The world pays tribute to Mandela (slideshow)
As South Africans come to terms with the loss of former president Nelson Mandela, the rest of the world bids farewell to Madiba.
Pimples: Saving Madiba's rabbit (video)
Gwede, Mac and Blade try their best to stop the rabbit from whispering in Mandela's ear. But the elusive animal has some tricks up its sleeve.
Zapiro's best Madiba cartoons (slideshow)
From his toughest moments to his most triumphant, Madiba has been an inspiration. Here are some of our favourite Zapiro cartoons about him from 1994 to 2013.
Mandela: SA's greatest son laid to rest (slideshow)
The world watched as Nelson Mandela was finally laid to rest in his hometown of Qunu following a dignified and moving funeral ceremony on Sunday.
For what shall we thank Nelson Mandela? Shall we thank him for all those months he spent on the run criss-crossing the country and, like an elusive rabbit, dashing into the nearest hole at the sign of danger? Shall we thank him for the years he spent breaking stones on Robben Island, paying the price for daring to stand up to white supremacy?
Shall we thank him for seeing the need — when the rest of us had resigned ourselves to the inevitability of a gargantuan showdown — to avert bloodshed and shepherd his comrades and enemies towards a negotiated settlement? Shall we rather tell him of our gratitude for the sternness and grace with which he led us through those first five years of democracy, during which he taught us the values of forgiveness and the primacy of nation-building? Or shall we tell him how grateful we are for the icon and moral compass he has continued to be when he could be enjoying his twilight years and patting himself on the back for a job well done?
Yes, we should thank him for all these things. But our most heartfelt gratitude should be reserved for the fact that he has lived in our times, 'Homo sapiens' with a colossus against which we more fragile mortals can measure ourselves.
Through the ages, the human race has had its icons of men and women who rose above ordinariness to inspire their generations. They have given to their generational peers the wisdom and the tools needed to advance the human condition.
In our generation the gods bequeathed us Nelson Mandela, who for billions around the world has come to symbolise the virtues and values needed to reverse the barbarism that characterised human behaviour in the past century. Mandela emerged from prison towards the end of a century marked by two world wars, a Holocaust, genocides and bloody civil conflicts to provide a new moral light. He took a country whose political system had embodied the worst excesses of Nazism, capitalism, communism and racism and turned it into the world's moral beacon.

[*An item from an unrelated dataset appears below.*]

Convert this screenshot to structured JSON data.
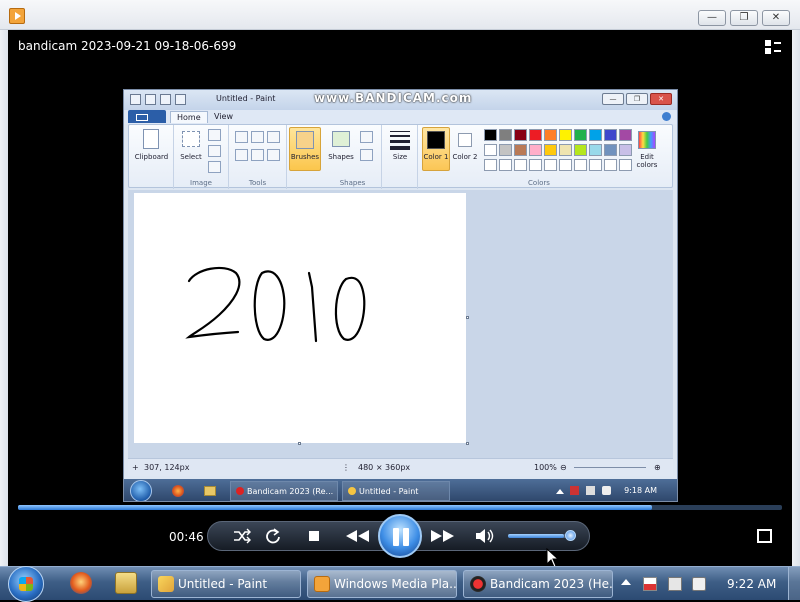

He preached and lived reconciliation and nation-building.
He also taught us the virtues of humility and caring, never missing the opportunity of trekking to far-off corners to visit a dying cancer sufferer or to spend time with the vulnerable and downtrodden classes.
In post-retirement Mandela has continued to play his role as the international moral voice — speaking about such outrages as the United States war on Iraq; and as a voice for the voiceless waging battle on behalf of HIV-positive South Africans.
He has a spontaneity that is missing from the bland, manufactured and scripted leaders who dominate the world scene. It is only he who can tell George W Bush what most of the world thinks of his mental capacity. It is only he who has no qualms about telling Africa's political dinosaurs about the destruction they are wreaking on the continent. And it is only he who has the courage to prick the cold conscience of the business sector.
In celebrating Madiba , South Africa's precious gift to the world let us remember to tell him all these things while he lives. Let us remember to tell him even though he will strenuously resist that he is, for this generation of humanity, what many of the great prophets and philosophers of previous aeons were to their generations.
And while he lives let us remember to tell him: Madiba, we thank you.
'A ludicrous state of affairs'
In addition to our other ailments, Africa has a rather serious case of shoot-ourselves-in-the-footism.
What else can explain the appointment, like a phoenix rising from the ashes, of Zimbabwean President Robert Mugabe as a deputy chairperson of the African Union last week? He went home and crowed about the appointment, saying it was yet another signal of Africa's faith in his leadership. What jaw-dropping cheek!
How did such a ludicrous state of affairs come to be? And at a meeting where serious work was done, where some serious visitors, like United Nations Secretary General Kofi Annan, dropped in to support this latest effort at African union and good governance.
Every year a bureau of 15 countries is elected, on a rotational basis, to support the chairperson — this time Mozambican President Joachim Chissano, who took over from South Africa's Thabo Mbeki. Three are appointed from each region and it was Mugabe's turn. So it is stretching the truth, somewhat, for him to boast of a show of confidence.
Is it too much for Africa's citizens to expect that leaders will not shoot all of us in the foot? Was it too much to expect the AU in the spirit of "respect for democratic principles, human rights, the rule of law and good governance" to veto the appointment. "Sorry, mate, no way, not this year, maybe next," Mugabe's brother leaders might have said, if they were a principled lot.
But it seems too much to expect. Zimbabwe was a complete non-issue at the AU summit, not raised even behind closed doors.